“This is why the communities decided not to wait for any government decision on the opening. We continue to maintain a line of the utmost prudence adopted since the beginning of the COVID-19 crisis.”
The union asked all Islamic communities to suspend every prayer and lesson inside mosques until after Eid Al-Fitr.
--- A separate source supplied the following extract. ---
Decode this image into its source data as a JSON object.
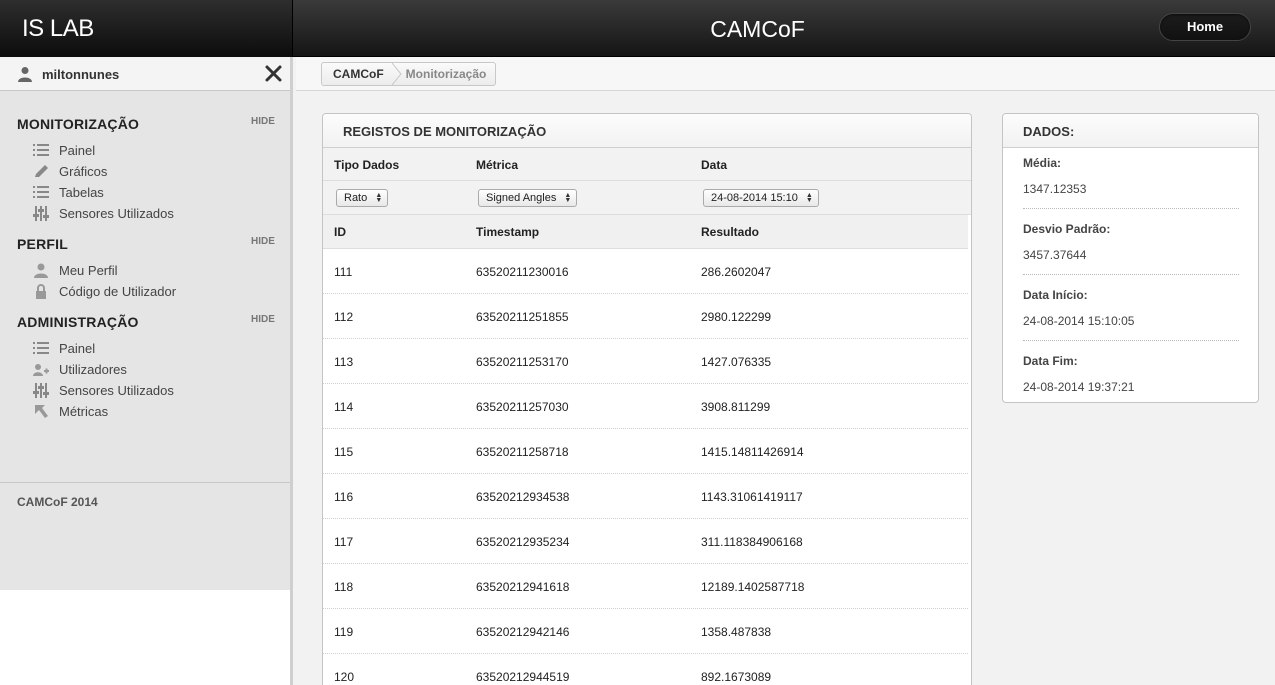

Muslims were not to perform communal Eid prayers “even outdoors” and to avoid gatherings unless stated otherwise.
Lafram said the pain of not going to mosques would be alleviated by the conviction that the gesture of abstinence was itself a “gesture of adoration and prayer” in this difficult moment.
The gradual reopening of prayer rooms and mosques would be accompanied by a new set of rules that would serve as common ground for communities to safely reopen their places of worship, he added.


Russia says suspected mercenaries detained by Belarus were going to Latin America

Updated 54 min 13 sec ago

Russia says suspected mercenaries detained by Belarus were going to Latin America

  • Belarusian authorities have said they suspect the men entered their country to plot “acts of terrorism” and destabilize it before an Aug. 9 presidential election
  • Russia has close relations with a number of Latin American countries including Venezuela, and sent dozens of military personnel to Caracas last year

MOSCOW: A Russian diplomat said on Monday a group of more than 30 suspected Russian mercenaries detained in Belarus last week were only passing through Minsk and were on their way to an unnamed Latin American state.
Belarusian authorities have said they suspect the men entered their country to plot “acts of terrorism” and destabilize it before an Aug. 9 presidential election.
Russian officials have dismissed the accusation and described the men as employees of a private security firm. The Russian state says it does not use mercenaries.
The standoff could further strain relations between Minsk and its traditional ally Russia, which soured after the neighbors failed to agree on an oil supply contract for this year.
“Their final destination was one of the states in the Latin American region,” the diplomat, Kirill Pletnyev, was quoted as saying on Monday by the Russian RIA news agency.
Belarus granted Pletnyev consular access to the detained men, RIA added. His quotes did not name the Latin American country or give any more details on the identity of the men.
Russia has close relations with a number of Latin American countries including Venezuela, and sent dozens of military personnel to Caracas last year, describing them as military specialists.
On Friday, Alexander Agafonov, the head of the Belarusian investigative group that is handling the case, said the arrested men — some of whom were wearing army fatigues — had given “contradictory accounts” about their plans.
He was quoted as saying that 11 of the arrested men had told authorities they planned to fly on to Venezuela, 15 to Turkey, two to Cuba and one to Syria. Another said he did not know his destination, while three refused to make a statement.
Belarus leader Alexander Lukashenko, who has said he wants a full explanation from Russia, faces his biggest electoral test in years on Aug. 9 as public anger swells over his handling of COVID-19, the economy and human rights.